Whether it’s a small project that will take a couple of weeks or a large-scale one that will go on for months, our process always starts with user research, which unveils the real problem that we need to solve. We aim to get a sense of users’ needs and wants very early on in order to build the best possible experience. Analytics can tell you what the user is doing, but you need user research to tell you why.
Karelia Jo Moore, Experience Lead at Huge



Our audiences and users are at the heart of everything we do here. We’re always aiming to improve the quality and the general presentation of our content and the overall experience.
Ed Fairman, Interaction Designer at

How to develop empathy

  • Practice listening more.
  • Be more vulnerable allowing your conversations to be as deep and revealing as possible.
  • Empathize with people whose beliefs you don’t share.
  • Validate their viewpoint/perspective.

8. UX Designers have big picture thinking
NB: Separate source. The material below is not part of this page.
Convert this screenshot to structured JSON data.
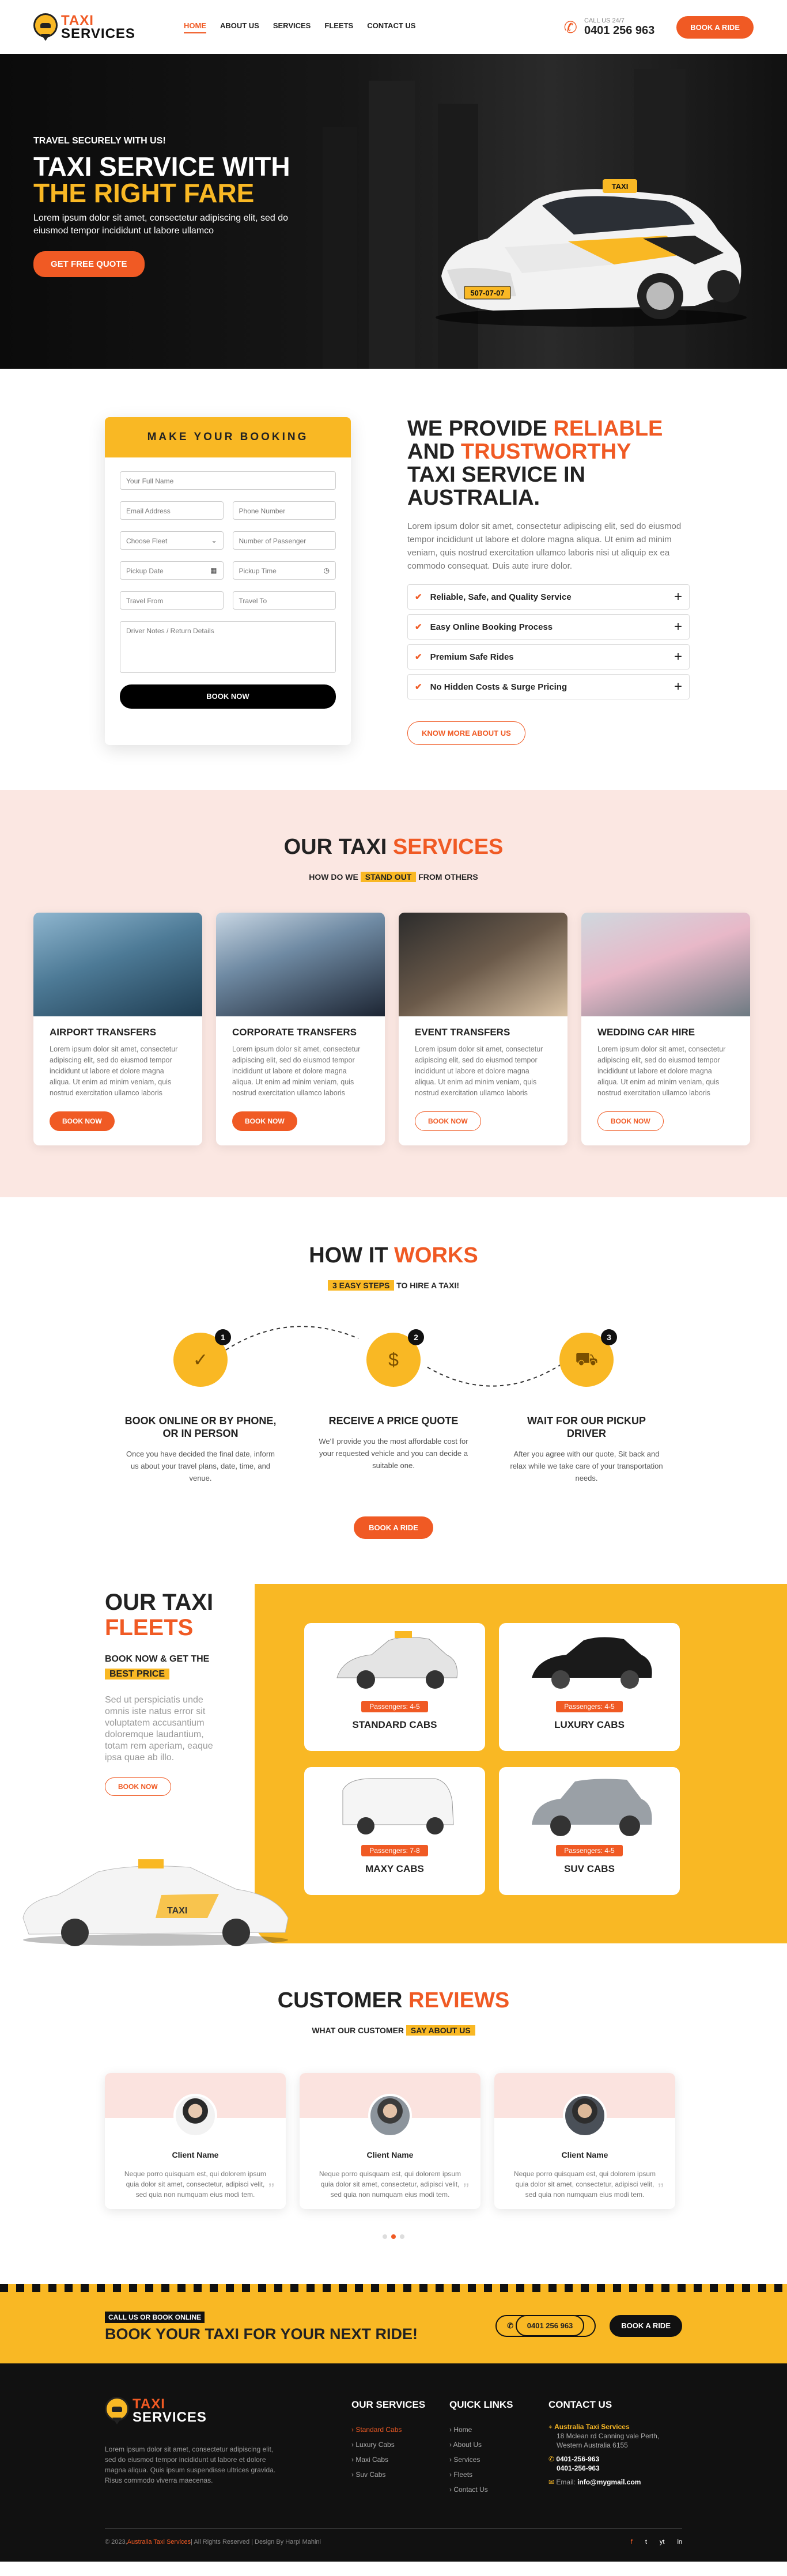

A core trait that every UX designer should have is big picture thinking. One needs to be able to holistically understand strategy, business requirements, users needs and manage their impact on project delivery. Most big picture thinkers will not get bogged down in the details of executing the plans but still pay attention to the detail. A UX designer hence usually works with different team members during the course a project timeline and does not work solely within one departmental silo.

“Our job as UX experts is a balancing act. We’re always trying to figure out the right combination for all our ingredients: UI, UX, graphics, marketing and other business goals. I sometimes get frustrated when, in order to achieve optimal UX results on complex products, I need to sacrifice some of the cooler design elements.”
Nir Yuz, UX Studio Manager at Wix, in Tel Aviv, Israel


Dan Leon Krause, Art Director at Razorfish

Great design comes from balance. There are a lot of things to keep in mind: different audiences, different devices, different abilities. You have to make sure there’s a balance between all of those. You also have to keep design principles in mind: space, colour, typography, hierarchy, the grid, etc. The fundamentals of design were around long before we were born and will stay around long after. 

If you can understand the basics – make them a part of you and be holistic with your approach – you will be a great designer

How to develop big picture thinking

  • Allocate more time to thinking when the mind is most clear.
  • Find lessons in every experience.
  • Gain insight from different people.
  • Open up to new experiences.
  • Learn something new.

What to do now

If you really enjoyed this post, we would appreciate if you could share this article as well. Download the free checklist below.

Calvin Pedzai

Analytical problem solver who enjoys crafting experiences and currently is the Senior UX designer at an awarding winning agency.

Leave a Reply